Preliminary data shows hottest week on record. Unprecedented sea surface temperatures and Antarctic sea ice loss

Postée le 10 juil. 2023 à 18h 14min

The world just had the hottest week on record, according to preliminary data. It follows the hottest June on record, with unprecedented sea surface temperatures and record low Antarctic sea ice extent.
The record-breaking temperatures on land and in the ocean have potentially devastating impacts on ecosystems and the environment. They highlight the far-reaching changes taking place in Earth’s system as a result of human-induced climate change.
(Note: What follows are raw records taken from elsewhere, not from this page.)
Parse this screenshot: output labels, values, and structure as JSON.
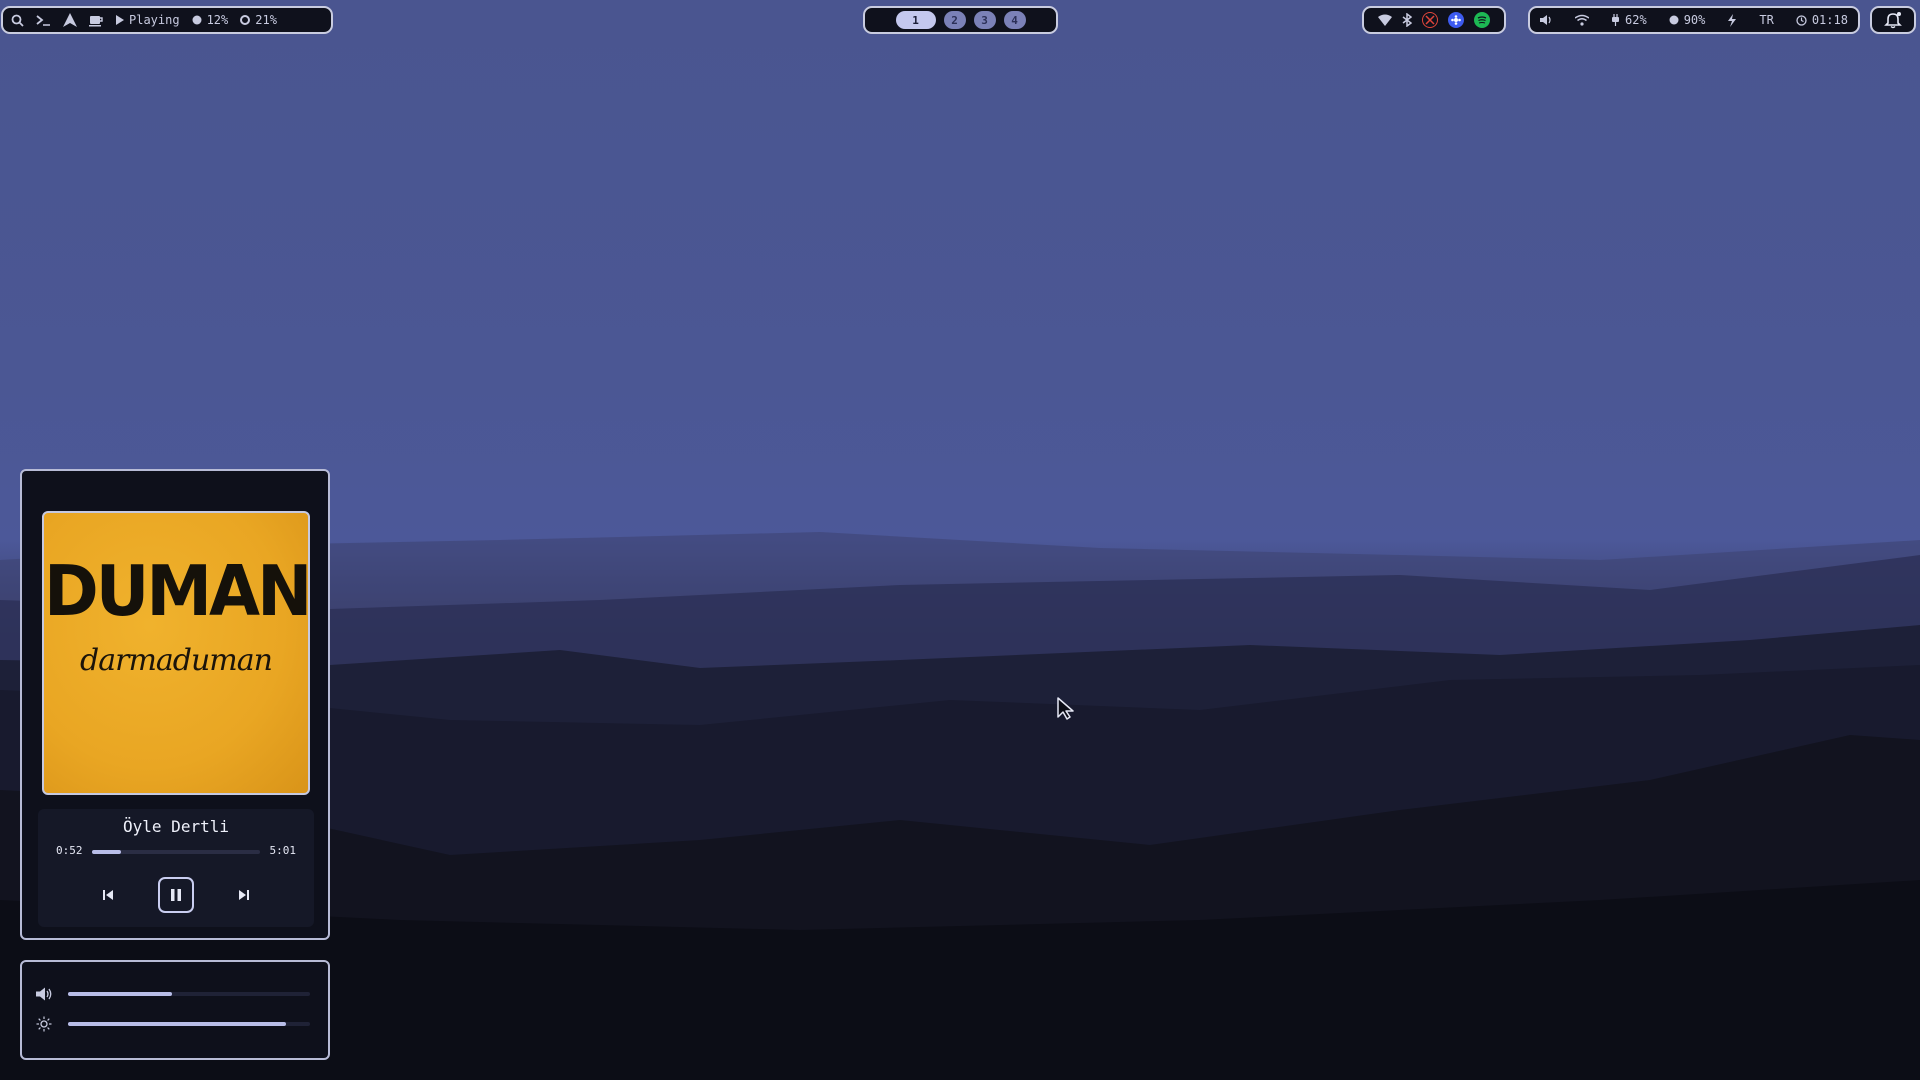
{
  "topbar": {
    "left": {
      "search_icon": "search-icon",
      "terminal_icon": "terminal-icon",
      "launcher_icon": "arch-icon",
      "coffee_icon": "coffee-icon",
      "media_status": "Playing",
      "cpu": "12%",
      "memory": "21%"
    },
    "workspaces": [
      "1",
      "2",
      "3",
      "4"
    ],
    "active_workspace": "1",
    "tray": [
      "wifi-icon",
      "bluetooth-icon",
      "xrandr-icon",
      "flower-icon",
      "spotify-icon"
    ],
    "status": {
      "volume_icon": "volume-icon",
      "network_icon": "wifi-icon",
      "battery": "62%",
      "brightness": "90%",
      "power_icon": "lightning-icon",
      "keyboard_layout": "TR",
      "clock": "01:18"
    },
    "notification_icon": "bell-icon"
  },
  "media": {
    "album_artist": "DUMAN",
    "album_title": "darmaduman",
    "track": "Öyle Dertli",
    "elapsed": "0:52",
    "total": "5:01",
    "progress": 0.17,
    "is_playing": true
  },
  "sliders": {
    "volume": 0.43,
    "brightness": 0.9
  },
  "colors": {
    "accent": "#b8bde8",
    "panel_bg": "#0e101b",
    "border": "#c9cce0",
    "spotify": "#1db954",
    "album_bg": "#e9a623"
  }
}
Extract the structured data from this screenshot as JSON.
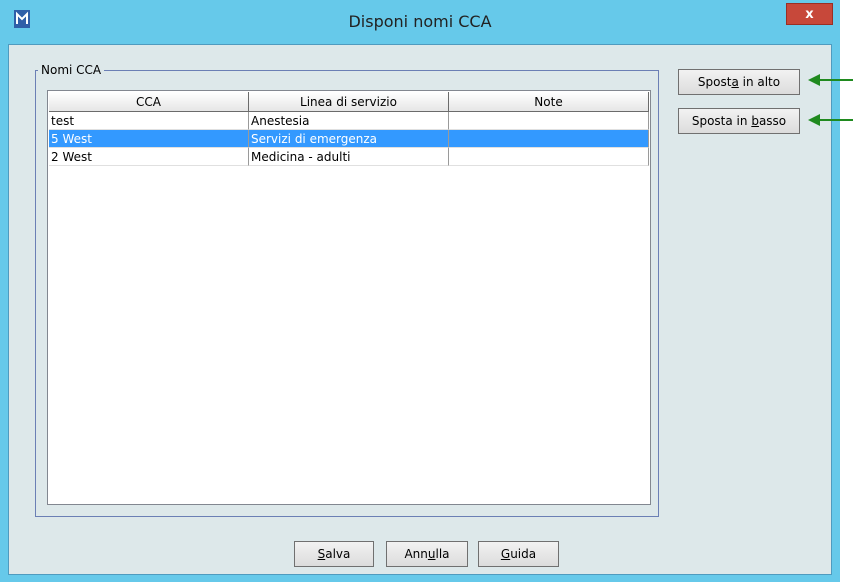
{
  "window": {
    "title": "Disponi nomi CCA",
    "close_label": "x"
  },
  "group": {
    "label": "Nomi CCA"
  },
  "table": {
    "columns": [
      "CCA",
      "Linea di servizio",
      "Note"
    ],
    "rows": [
      {
        "cca": "test",
        "service_line": "Anestesia",
        "note": "",
        "selected": false
      },
      {
        "cca": "5 West",
        "service_line": "Servizi di emergenza",
        "note": "",
        "selected": true
      },
      {
        "cca": "2 West",
        "service_line": "Medicina - adulti",
        "note": "",
        "selected": false
      }
    ]
  },
  "side_buttons": {
    "move_up": {
      "before": "Spost",
      "mnemonic": "a",
      "after": " in alto"
    },
    "move_down": {
      "before": "Sposta in ",
      "mnemonic": "b",
      "after": "asso"
    }
  },
  "footer_buttons": {
    "save": {
      "before": "",
      "mnemonic": "S",
      "after": "alva"
    },
    "cancel": {
      "before": "Ann",
      "mnemonic": "u",
      "after": "lla"
    },
    "help": {
      "before": "",
      "mnemonic": "G",
      "after": "uida"
    }
  },
  "colors": {
    "title_bar": "#66c9ea",
    "close_button": "#c7483a",
    "client_bg": "#dde8ea",
    "selection": "#3399ff",
    "annotation_arrow": "#1f8a1f"
  }
}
“The exceptional warmth in June and at the start of July occurred at the onset of the development of El Niño, which is expected to further fuel the heat both on land and in the oceans and lead to more extreme temperatures and marine heatwaves,” said Prof. Christopher Hewitt, WMO Director of Climate Services.
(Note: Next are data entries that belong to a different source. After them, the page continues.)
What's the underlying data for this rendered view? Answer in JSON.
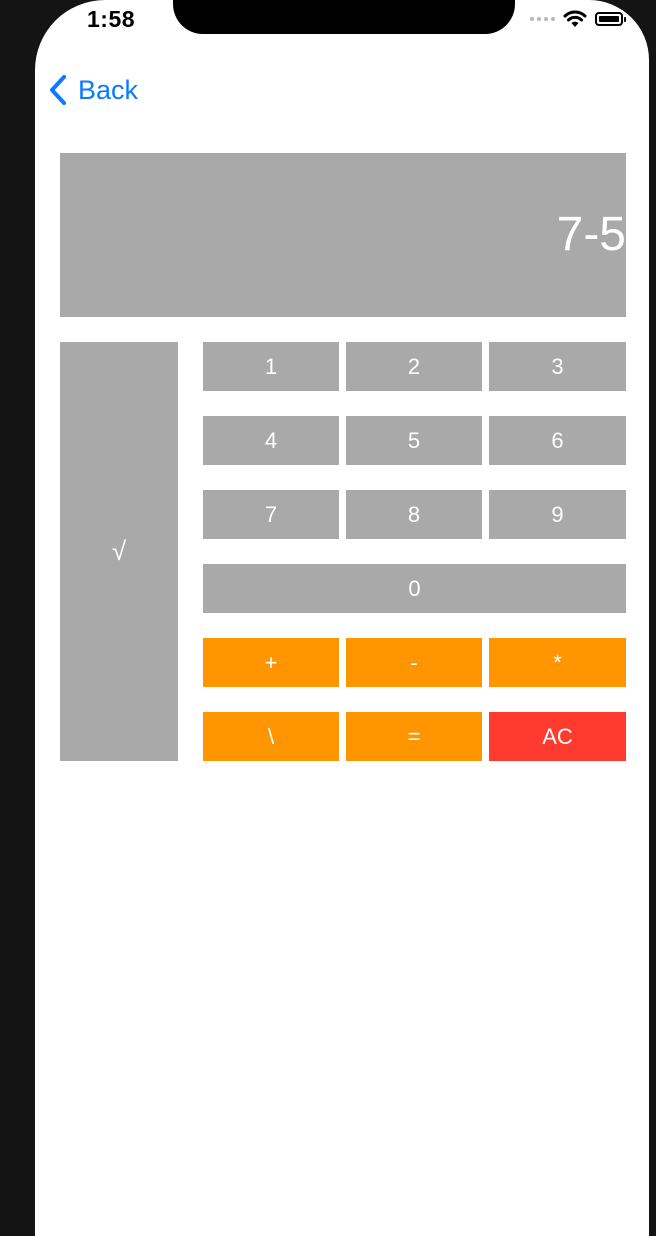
{
  "status_bar": {
    "time": "1:58"
  },
  "nav": {
    "back_label": "Back"
  },
  "display": {
    "expression": "7-5"
  },
  "keys": {
    "sqrt": "√",
    "one": "1",
    "two": "2",
    "three": "3",
    "four": "4",
    "five": "5",
    "six": "6",
    "seven": "7",
    "eight": "8",
    "nine": "9",
    "zero": "0",
    "plus": "+",
    "minus": "-",
    "multiply": "*",
    "divide": "\\",
    "equals": "=",
    "clear": "AC"
  },
  "colors": {
    "key_gray": "#a9a9a9",
    "operator_orange": "#ff9500",
    "clear_red": "#ff3b30",
    "link_blue": "#0a7aff"
  },
  "icons": {
    "back": "chevron-left-icon",
    "wifi": "wifi-icon",
    "battery": "battery-icon",
    "signal": "signal-icon"
  }
}
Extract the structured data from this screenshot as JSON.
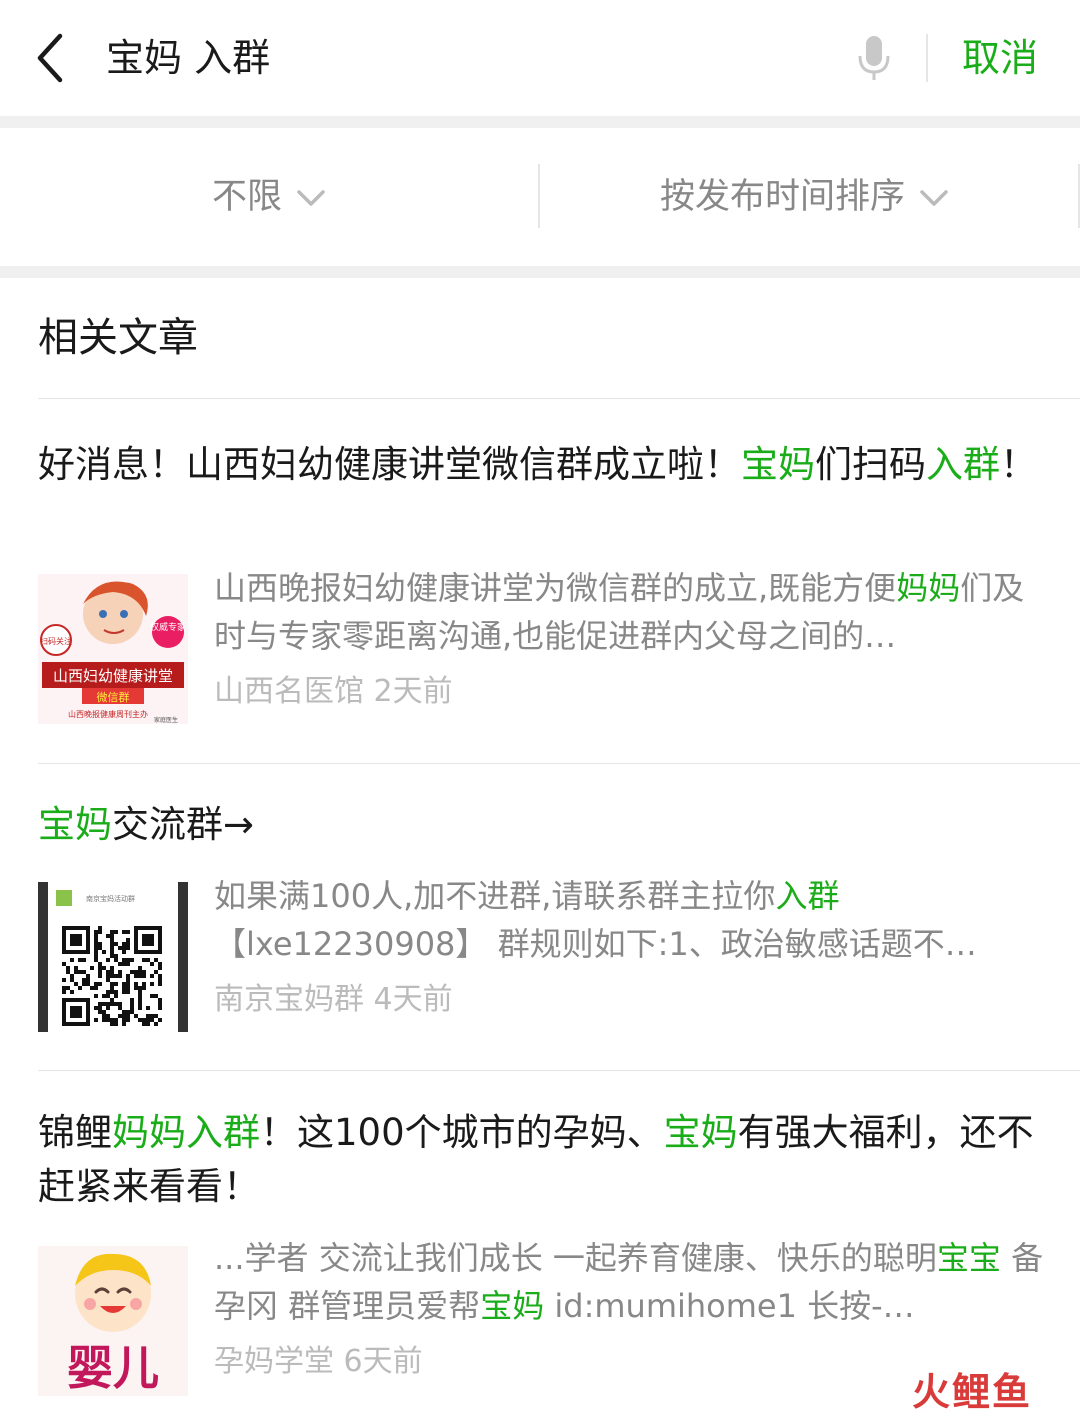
{
  "search": {
    "query": "宝妈 入群",
    "cancel_label": "取消"
  },
  "filters": [
    {
      "label": "不限"
    },
    {
      "label": "按发布时间排序"
    }
  ],
  "section": {
    "title": "相关文章"
  },
  "articles": [
    {
      "title": [
        {
          "t": "好消息！山西妇幼健康讲堂微信群成立啦！",
          "h": false
        },
        {
          "t": "宝妈",
          "h": true
        },
        {
          "t": "们扫码",
          "h": false
        },
        {
          "t": "入群",
          "h": true
        },
        {
          "t": "！",
          "h": false
        }
      ],
      "desc": [
        {
          "t": "山西晚报妇幼健康讲堂为微信群的成立,既能方便",
          "h": false
        },
        {
          "t": "妈妈",
          "h": true
        },
        {
          "t": "们及时与专家零距离沟通,也能促进群内父母之间的…",
          "h": false
        }
      ],
      "source": "山西名医馆",
      "time": "2天前",
      "thumb": {
        "banner": "山西妇幼健康讲堂",
        "sub": "微信群",
        "foot": "山西晚报健康周刊主办",
        "badge": "扫码关注",
        "tag": "权威专家",
        "mark": "家庭医生"
      }
    },
    {
      "title": [
        {
          "t": "宝妈",
          "h": true
        },
        {
          "t": "交流群→",
          "h": false
        }
      ],
      "desc": [
        {
          "t": "如果满100人,加不进群,请联系群主拉你",
          "h": false
        },
        {
          "t": "入群",
          "h": true
        },
        {
          "t": "【lxe12230908】 群规则如下:1、政治敏感话题不…",
          "h": false
        }
      ],
      "source": "南京宝妈群",
      "time": "4天前",
      "thumb": {
        "header": "南京宝妈活动群"
      }
    },
    {
      "title": [
        {
          "t": "锦鲤",
          "h": false
        },
        {
          "t": "妈妈入群",
          "h": true
        },
        {
          "t": "！这100个城市的孕妈、",
          "h": false
        },
        {
          "t": "宝妈",
          "h": true
        },
        {
          "t": "有强大福利，还不赶紧来看看！",
          "h": false
        }
      ],
      "desc": [
        {
          "t": "...学者 交流让我们成长 一起养育健康、快乐的聪明",
          "h": false
        },
        {
          "t": "宝宝",
          "h": true
        },
        {
          "t": " 备孕冈 群管理员爱帮",
          "h": false
        },
        {
          "t": "宝妈",
          "h": true
        },
        {
          "t": " id:mumihome1 长按-…",
          "h": false
        }
      ],
      "source": "孕妈学堂",
      "time": "6天前",
      "thumb": {
        "text": "婴儿"
      }
    }
  ],
  "watermark": "火鲤鱼",
  "colors": {
    "accent": "#1aad19",
    "muted": "#888888",
    "meta": "#bbbbbb"
  },
  "icons": {
    "back": "chevron-left-icon",
    "mic": "microphone-icon",
    "dropdown": "chevron-down-icon"
  }
}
“We are in uncharted territory and we can expect more records to fall as El Niño develops further and these impacts will extend into 2024,” he said. “This is worrying news for the planet,” he said.
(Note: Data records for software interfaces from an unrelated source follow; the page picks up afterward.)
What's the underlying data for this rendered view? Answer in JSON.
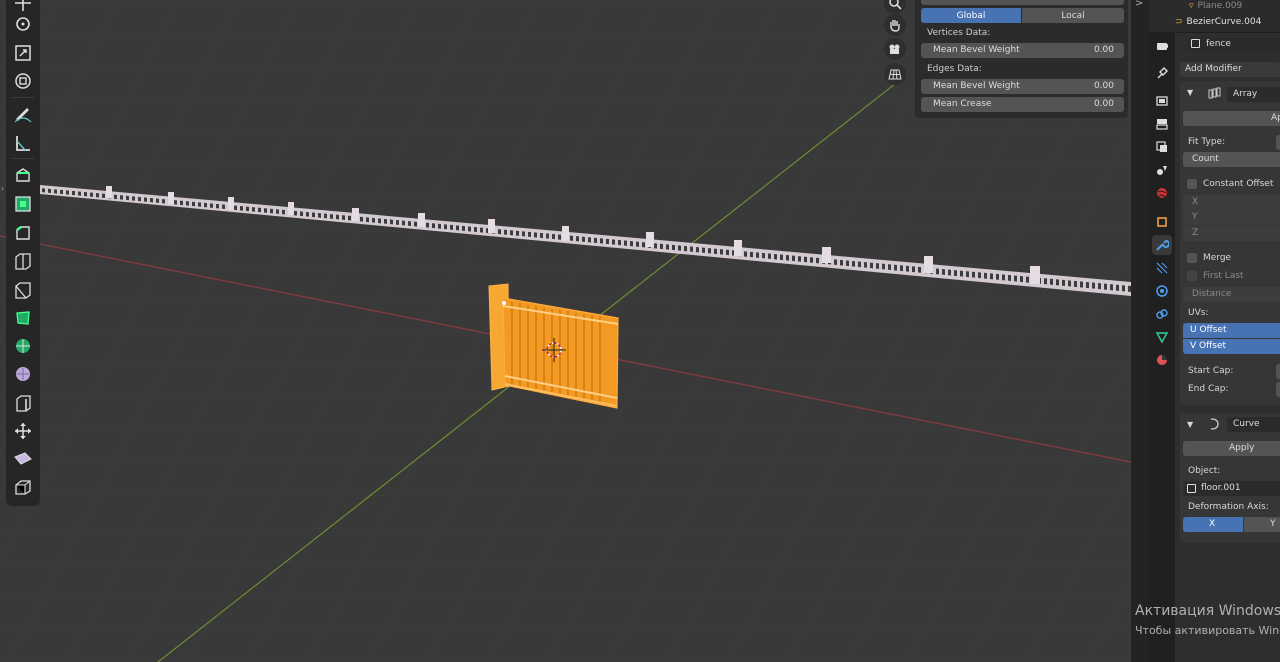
{
  "npanel": {
    "seg_global": "Global",
    "seg_local": "Local",
    "vertices_label": "Vertices Data:",
    "vertices_bevel_label": "Mean Bevel Weight",
    "vertices_bevel_value": "0.00",
    "edges_label": "Edges Data:",
    "edges_bevel_label": "Mean Bevel Weight",
    "edges_bevel_value": "0.00",
    "crease_label": "Mean Crease",
    "crease_value": "0.00"
  },
  "outliner": {
    "items": [
      {
        "label": "Plane.009"
      },
      {
        "label": "BezierCurve.004"
      }
    ]
  },
  "properties": {
    "object_name": "fence",
    "add_modifier": "Add Modifier",
    "array": {
      "name": "Array",
      "apply": "Appl",
      "fit_type_label": "Fit Type:",
      "fit_type_value": "Count",
      "constant_offset": "Constant Offset",
      "x": "X",
      "y": "Y",
      "z": "Z",
      "merge": "Merge",
      "first_last": "First Last",
      "distance": "Distance",
      "uvs_label": "UVs:",
      "u_offset": "U Offset",
      "v_offset": "V Offset",
      "start_cap": "Start Cap:",
      "end_cap": "End Cap:"
    },
    "curve": {
      "name": "Curve",
      "apply": "Apply",
      "object_label": "Object:",
      "object_value": "floor.001",
      "deformation_axis_label": "Deformation Axis:",
      "axis_x": "X",
      "axis_y": "Y"
    }
  },
  "watermark": {
    "line1": "Активация Windows",
    "line2": "Чтобы активировать Windo"
  },
  "colors": {
    "accent_blue": "#4772b3",
    "selection_orange": "#ff9d1e",
    "x_axis_red": "#9a3b44",
    "y_axis_green": "#6a8f2f"
  }
}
According to provisional analysis based on reanalysis data from Japan named JRA-3Q, the average global temperature on 7 July was 17.24 degrees Celsius. This is 0.3°C above the previous record of 16.94 °C on 16 August 2016 – a strong El Niño year.
The Japanese reanalysis data was made available to WMO and is not yet confirmed. But it is consistent with preliminary data from the Copernicus ECMWF ERA5 dataset.
Comparisons of daily global mean temperature are typically only available from combining observations from satellites etc with computer model simulations, into datasets called reanalyses. WMO uses a combination of reanalysis datasets with global observations from land surface stations and ships for its State of the Climate reports and to assess global temperatures.
« According to various datasets from our partners in different parts of the world, the first week of July set a new record in terms of daily temperatures,” said Dr Omar Baddour, chief of climate monitoring at WMO. “The WMO and wider scientific community are closely watching these dramatic changes in different components of the climate system, and sea surface temperatures,” he told a media briefing.

  Hottest June
report from the European Union’s Copernicus Climate Change Service – a close  collaborator with the World Meteorological Organization – showed that June 2023  was just over 0.5°C above the 1991-2020 average, smashing the previous record of June 2019.